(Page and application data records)

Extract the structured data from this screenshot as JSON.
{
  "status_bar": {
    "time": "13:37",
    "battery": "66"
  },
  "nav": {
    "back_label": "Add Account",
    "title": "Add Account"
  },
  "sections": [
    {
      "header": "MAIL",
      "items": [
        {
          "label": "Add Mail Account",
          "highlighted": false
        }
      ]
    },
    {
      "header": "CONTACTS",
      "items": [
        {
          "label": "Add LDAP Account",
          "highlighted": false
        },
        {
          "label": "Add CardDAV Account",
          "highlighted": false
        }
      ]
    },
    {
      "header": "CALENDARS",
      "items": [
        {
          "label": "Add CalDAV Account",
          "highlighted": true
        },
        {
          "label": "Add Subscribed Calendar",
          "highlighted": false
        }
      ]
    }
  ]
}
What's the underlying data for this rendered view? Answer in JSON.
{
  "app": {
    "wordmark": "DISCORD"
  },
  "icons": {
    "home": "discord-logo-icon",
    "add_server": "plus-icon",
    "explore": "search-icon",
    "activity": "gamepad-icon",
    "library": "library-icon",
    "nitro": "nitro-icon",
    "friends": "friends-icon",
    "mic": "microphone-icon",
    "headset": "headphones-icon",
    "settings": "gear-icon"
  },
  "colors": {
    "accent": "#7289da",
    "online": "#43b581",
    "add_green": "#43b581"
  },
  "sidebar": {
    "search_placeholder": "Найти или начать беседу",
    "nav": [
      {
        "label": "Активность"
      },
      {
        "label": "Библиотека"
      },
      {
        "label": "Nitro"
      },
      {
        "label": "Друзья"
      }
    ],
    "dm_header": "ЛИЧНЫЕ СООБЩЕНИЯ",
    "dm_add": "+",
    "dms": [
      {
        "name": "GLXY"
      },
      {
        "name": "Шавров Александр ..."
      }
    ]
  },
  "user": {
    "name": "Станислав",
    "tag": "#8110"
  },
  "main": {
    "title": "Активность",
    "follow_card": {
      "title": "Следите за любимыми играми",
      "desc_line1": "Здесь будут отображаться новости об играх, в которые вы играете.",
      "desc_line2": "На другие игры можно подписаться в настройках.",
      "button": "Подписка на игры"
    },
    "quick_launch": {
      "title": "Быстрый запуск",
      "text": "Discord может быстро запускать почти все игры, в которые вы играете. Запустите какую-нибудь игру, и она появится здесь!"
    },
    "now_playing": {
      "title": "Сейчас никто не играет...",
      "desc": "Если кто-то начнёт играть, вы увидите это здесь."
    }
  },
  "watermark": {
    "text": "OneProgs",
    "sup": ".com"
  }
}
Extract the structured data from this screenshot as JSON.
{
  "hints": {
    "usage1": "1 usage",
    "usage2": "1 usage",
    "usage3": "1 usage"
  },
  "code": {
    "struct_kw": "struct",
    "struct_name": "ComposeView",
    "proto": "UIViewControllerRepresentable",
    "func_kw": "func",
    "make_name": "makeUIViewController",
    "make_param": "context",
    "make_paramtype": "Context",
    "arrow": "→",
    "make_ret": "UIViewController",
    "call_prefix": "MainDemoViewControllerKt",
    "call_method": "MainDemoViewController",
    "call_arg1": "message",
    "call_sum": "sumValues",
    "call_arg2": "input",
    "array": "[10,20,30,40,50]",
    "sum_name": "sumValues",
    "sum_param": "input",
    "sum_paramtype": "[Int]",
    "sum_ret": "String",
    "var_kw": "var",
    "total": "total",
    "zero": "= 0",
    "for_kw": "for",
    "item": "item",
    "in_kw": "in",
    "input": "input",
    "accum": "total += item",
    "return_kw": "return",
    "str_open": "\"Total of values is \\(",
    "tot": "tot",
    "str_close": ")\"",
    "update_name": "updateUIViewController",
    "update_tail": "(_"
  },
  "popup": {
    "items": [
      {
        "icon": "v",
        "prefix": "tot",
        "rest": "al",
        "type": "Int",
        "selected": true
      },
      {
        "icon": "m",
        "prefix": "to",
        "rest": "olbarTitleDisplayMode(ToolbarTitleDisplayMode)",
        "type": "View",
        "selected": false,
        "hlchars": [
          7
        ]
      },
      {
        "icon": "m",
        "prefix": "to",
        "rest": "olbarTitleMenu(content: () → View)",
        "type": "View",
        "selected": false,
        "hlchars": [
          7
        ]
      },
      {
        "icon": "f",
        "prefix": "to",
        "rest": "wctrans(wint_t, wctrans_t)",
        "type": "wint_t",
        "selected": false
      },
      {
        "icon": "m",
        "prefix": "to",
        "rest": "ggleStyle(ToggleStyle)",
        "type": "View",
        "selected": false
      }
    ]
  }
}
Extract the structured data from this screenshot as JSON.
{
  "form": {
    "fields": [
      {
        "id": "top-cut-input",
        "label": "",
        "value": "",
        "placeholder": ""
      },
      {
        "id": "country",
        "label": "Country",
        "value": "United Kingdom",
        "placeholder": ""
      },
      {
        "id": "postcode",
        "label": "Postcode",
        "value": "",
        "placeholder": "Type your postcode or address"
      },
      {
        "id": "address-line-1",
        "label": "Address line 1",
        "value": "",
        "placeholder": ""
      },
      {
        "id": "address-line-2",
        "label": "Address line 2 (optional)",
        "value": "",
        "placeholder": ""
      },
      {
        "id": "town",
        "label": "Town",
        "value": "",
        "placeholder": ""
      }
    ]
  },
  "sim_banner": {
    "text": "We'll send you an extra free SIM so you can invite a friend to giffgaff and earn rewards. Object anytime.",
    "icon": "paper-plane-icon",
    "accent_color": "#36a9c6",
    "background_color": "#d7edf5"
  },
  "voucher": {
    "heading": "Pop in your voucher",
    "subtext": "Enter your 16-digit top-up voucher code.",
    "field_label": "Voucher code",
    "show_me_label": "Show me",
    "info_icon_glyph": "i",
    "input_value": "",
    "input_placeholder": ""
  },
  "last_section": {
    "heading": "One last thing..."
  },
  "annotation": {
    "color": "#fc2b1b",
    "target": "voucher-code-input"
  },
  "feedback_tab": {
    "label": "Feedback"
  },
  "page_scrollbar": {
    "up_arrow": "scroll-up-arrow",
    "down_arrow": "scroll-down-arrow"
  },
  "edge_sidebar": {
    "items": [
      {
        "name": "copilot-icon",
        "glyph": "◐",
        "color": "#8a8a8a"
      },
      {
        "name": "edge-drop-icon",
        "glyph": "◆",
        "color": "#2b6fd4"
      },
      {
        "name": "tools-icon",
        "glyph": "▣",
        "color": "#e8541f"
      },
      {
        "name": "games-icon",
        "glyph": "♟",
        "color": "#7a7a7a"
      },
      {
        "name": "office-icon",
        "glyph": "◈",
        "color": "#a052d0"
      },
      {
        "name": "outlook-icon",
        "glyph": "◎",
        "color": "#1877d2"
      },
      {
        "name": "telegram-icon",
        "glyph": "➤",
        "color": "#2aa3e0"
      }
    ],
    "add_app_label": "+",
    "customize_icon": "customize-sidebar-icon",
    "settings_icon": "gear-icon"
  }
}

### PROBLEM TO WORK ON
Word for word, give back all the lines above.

### EXERCISE OUTPUT
Extract the structured data from this screenshot as JSON.
{
  "status_bar": {
    "time": "13:37",
    "battery": "66"
  },
  "nav": {
    "back_label": "Add Account",
    "title": "Add Account"
  },
  "sections": [
    {
      "header": "MAIL",
      "items": [
        {
          "label": "Add Mail Account",
          "highlighted": false
        }
      ]
    },
    {
      "header": "CONTACTS",
      "items": [
        {
          "label": "Add LDAP Account",
          "highlighted": false
        },
        {
          "label": "Add CardDAV Account",
          "highlighted": false
        }
      ]
    },
    {
      "header": "CALENDARS",
      "items": [
        {
          "label": "Add CalDAV Account",
          "highlighted": true
        },
        {
          "label": "Add Subscribed Calendar",
          "highlighted": false
        }
      ]
    }
  ]
}
What's the underlying data for this rendered view? Answer in JSON.
{
  "app": {
    "wordmark": "DISCORD"
  },
  "icons": {
    "home": "discord-logo-icon",
    "add_server": "plus-icon",
    "explore": "search-icon",
    "activity": "gamepad-icon",
    "library": "library-icon",
    "nitro": "nitro-icon",
    "friends": "friends-icon",
    "mic": "microphone-icon",
    "headset": "headphones-icon",
    "settings": "gear-icon"
  },
  "colors": {
    "accent": "#7289da",
    "online": "#43b581",
    "add_green": "#43b581"
  },
  "sidebar": {
    "search_placeholder": "Найти или начать беседу",
    "nav": [
      {
        "label": "Активность"
      },
      {
        "label": "Библиотека"
      },
      {
        "label": "Nitro"
      },
      {
        "label": "Друзья"
      }
    ],
    "dm_header": "ЛИЧНЫЕ СООБЩЕНИЯ",
    "dm_add": "+",
    "dms": [
      {
        "name": "GLXY"
      },
      {
        "name": "Шавров Александр ..."
      }
    ]
  },
  "user": {
    "name": "Станислав",
    "tag": "#8110"
  },
  "main": {
    "title": "Активность",
    "follow_card": {
      "title": "Следите за любимыми играми",
      "desc_line1": "Здесь будут отображаться новости об играх, в которые вы играете.",
      "desc_line2": "На другие игры можно подписаться в настройках.",
      "button": "Подписка на игры"
    },
    "quick_launch": {
      "title": "Быстрый запуск",
      "text": "Discord может быстро запускать почти все игры, в которые вы играете. Запустите какую-нибудь игру, и она появится здесь!"
    },
    "now_playing": {
      "title": "Сейчас никто не играет...",
      "desc": "Если кто-то начнёт играть, вы увидите это здесь."
    }
  },
  "watermark": {
    "text": "OneProgs",
    "sup": ".com"
  }
}
Extract the structured data from this screenshot as JSON.
{
  "hints": {
    "usage1": "1 usage",
    "usage2": "1 usage",
    "usage3": "1 usage"
  },
  "code": {
    "struct_kw": "struct",
    "struct_name": "ComposeView",
    "proto": "UIViewControllerRepresentable",
    "func_kw": "func",
    "make_name": "makeUIViewController",
    "make_param": "context",
    "make_paramtype": "Context",
    "arrow": "→",
    "make_ret": "UIViewController",
    "call_prefix": "MainDemoViewControllerKt",
    "call_method": "MainDemoViewController",
    "call_arg1": "message",
    "call_sum": "sumValues",
    "call_arg2": "input",
    "array": "[10,20,30,40,50]",
    "sum_name": "sumValues",
    "sum_param": "input",
    "sum_paramtype": "[Int]",
    "sum_ret": "String",
    "var_kw": "var",
    "total": "total",
    "zero": "= 0",
    "for_kw": "for",
    "item": "item",
    "in_kw": "in",
    "input": "input",
    "accum": "total += item",
    "return_kw": "return",
    "str_open": "\"Total of values is \\(",
    "tot": "tot",
    "str_close": ")\"",
    "update_name": "updateUIViewController",
    "update_tail": "(_"
  },
  "popup": {
    "items": [
      {
        "icon": "v",
        "prefix": "tot",
        "rest": "al",
        "type": "Int",
        "selected": true
      },
      {
        "icon": "m",
        "prefix": "to",
        "rest": "olbarTitleDisplayMode(ToolbarTitleDisplayMode)",
        "type": "View",
        "selected": false,
        "hlchars": [
          7
        ]
      },
      {
        "icon": "m",
        "prefix": "to",
        "rest": "olbarTitleMenu(content: () → View)",
        "type": "View",
        "selected": false,
        "hlchars": [
          7
        ]
      },
      {
        "icon": "f",
        "prefix": "to",
        "rest": "wctrans(wint_t, wctrans_t)",
        "type": "wint_t",
        "selected": false
      },
      {
        "icon": "m",
        "prefix": "to",
        "rest": "ggleStyle(ToggleStyle)",
        "type": "View",
        "selected": false
      }
    ]
  }
}
Extract the structured data from this screenshot as JSON.
{
  "form": {
    "fields": [
      {
        "id": "top-cut-input",
        "label": "",
        "value": "",
        "placeholder": ""
      },
      {
        "id": "country",
        "label": "Country",
        "value": "United Kingdom",
        "placeholder": ""
      },
      {
        "id": "postcode",
        "label": "Postcode",
        "value": "",
        "placeholder": "Type your postcode or address"
      },
      {
        "id": "address-line-1",
        "label": "Address line 1",
        "value": "",
        "placeholder": ""
      },
      {
        "id": "address-line-2",
        "label": "Address line 2 (optional)",
        "value": "",
        "placeholder": ""
      },
      {
        "id": "town",
        "label": "Town",
        "value": "",
        "placeholder": ""
      }
    ]
  },
  "sim_banner": {
    "text": "We'll send you an extra free SIM so you can invite a friend to giffgaff and earn rewards. Object anytime.",
    "icon": "paper-plane-icon",
    "accent_color": "#36a9c6",
    "background_color": "#d7edf5"
  },
  "voucher": {
    "heading": "Pop in your voucher",
    "subtext": "Enter your 16-digit top-up voucher code.",
    "field_label": "Voucher code",
    "show_me_label": "Show me",
    "info_icon_glyph": "i",
    "input_value": "",
    "input_placeholder": ""
  },
  "last_section": {
    "heading": "One last thing..."
  },
  "annotation": {
    "color": "#fc2b1b",
    "target": "voucher-code-input"
  },
  "feedback_tab": {
    "label": "Feedback"
  },
  "page_scrollbar": {
    "up_arrow": "scroll-up-arrow",
    "down_arrow": "scroll-down-arrow"
  },
  "edge_sidebar": {
    "items": [
      {
        "name": "copilot-icon",
        "glyph": "◐",
        "color": "#8a8a8a"
      },
      {
        "name": "edge-drop-icon",
        "glyph": "◆",
        "color": "#2b6fd4"
      },
      {
        "name": "tools-icon",
        "glyph": "▣",
        "color": "#e8541f"
      },
      {
        "name": "games-icon",
        "glyph": "♟",
        "color": "#7a7a7a"
      },
      {
        "name": "office-icon",
        "glyph": "◈",
        "color": "#a052d0"
      },
      {
        "name": "outlook-icon",
        "glyph": "◎",
        "color": "#1877d2"
      },
      {
        "name": "telegram-icon",
        "glyph": "➤",
        "color": "#2aa3e0"
      }
    ],
    "add_app_label": "+",
    "customize_icon": "customize-sidebar-icon",
    "settings_icon": "gear-icon"
  }
}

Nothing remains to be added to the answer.